## Work item
Copy each line of the entries below that contains the string "name".

Excerpted data START

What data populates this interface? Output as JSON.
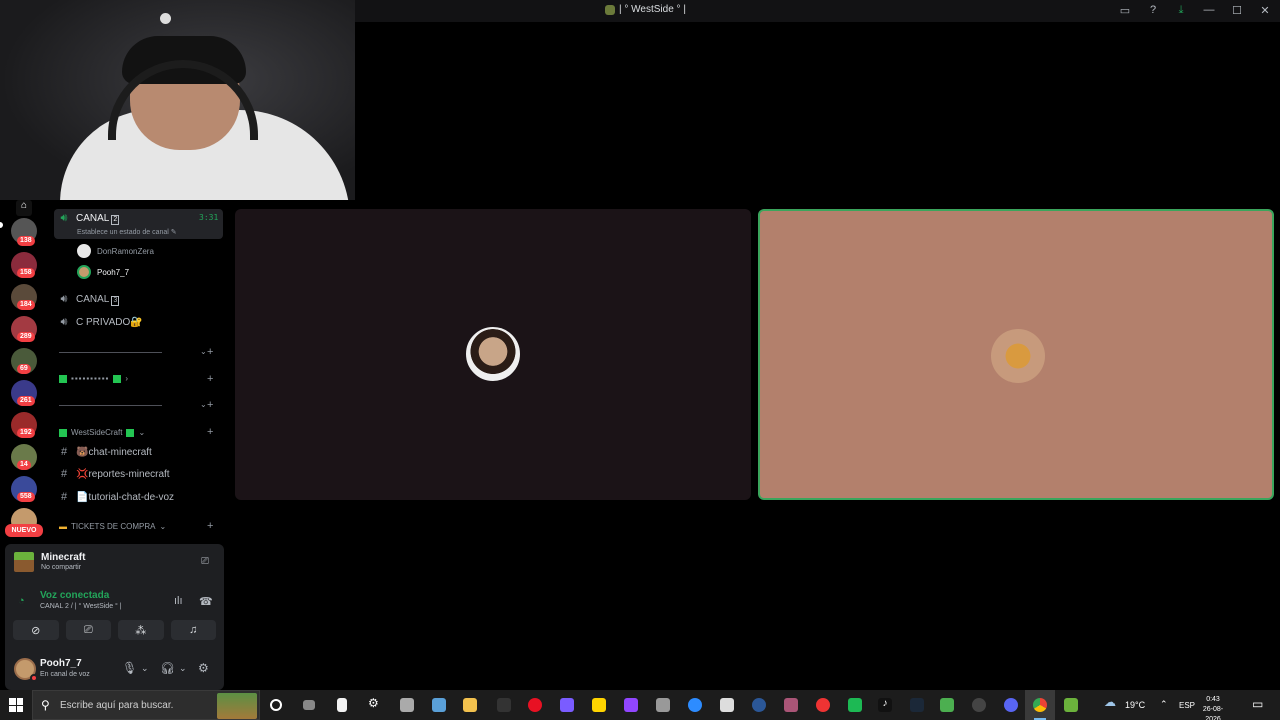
{
  "window": {
    "title": "| ° WestSide ° |"
  },
  "channels": {
    "active_voice": {
      "name": "CANAL",
      "count": "2",
      "status_hint": "Establece un estado de canal",
      "timer": "3:31"
    },
    "members": [
      {
        "name": "DonRamonZera"
      },
      {
        "name": "Pooh7_7"
      }
    ],
    "voice_channels": [
      {
        "name": "CANAL",
        "count": "3"
      },
      {
        "name": "C PRIVADO🔐"
      }
    ],
    "categories": [
      {
        "name": "WestSideCraft"
      },
      {
        "name": "TICKETS DE COMPRA"
      }
    ],
    "text_channels": [
      {
        "name": "🐻chat-minecraft"
      },
      {
        "name": "💢reportes-minecraft"
      },
      {
        "name": "📄tutorial-chat-de-voz"
      }
    ]
  },
  "server_badges": [
    "138",
    "158",
    "184",
    "289",
    "69",
    "261",
    "192",
    "14",
    "558"
  ],
  "new_label": "NUEVO",
  "activity": {
    "title": "Minecraft",
    "subtitle": "No compartir"
  },
  "voice": {
    "title": "Voz conectada",
    "subtitle": "CANAL 2 / | ° WestSide ° |"
  },
  "user": {
    "name": "Pooh7_7",
    "status": "En canal de voz"
  },
  "taskbar": {
    "search_placeholder": "Escribe aquí para buscar.",
    "weather": "19°C",
    "language": "ESP",
    "time": "0:43",
    "date": "26-08-2026"
  },
  "colors": {
    "accent_green": "#23a55a",
    "badge_red": "#f23f43",
    "tile_speaking_border": "#3ba55c",
    "tile_b_bg": "#b3806c",
    "tile_a_bg": "#1b1317"
  }
}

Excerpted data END

## Output for this task
      "name": "CANAL",
        "name": "DonRamonZera"
        "name": "Pooh7_7"
        "name": "CANAL",
        "name": "C PRIVADO🔐"
        "name": "WestSideCraft"
        "name": "TICKETS DE COMPRA"
        "name": "🐻chat-minecraft"
        "name": "💢reportes-minecraft"
        "name": "📄tutorial-chat-de-voz"
    "name": "Pooh7_7",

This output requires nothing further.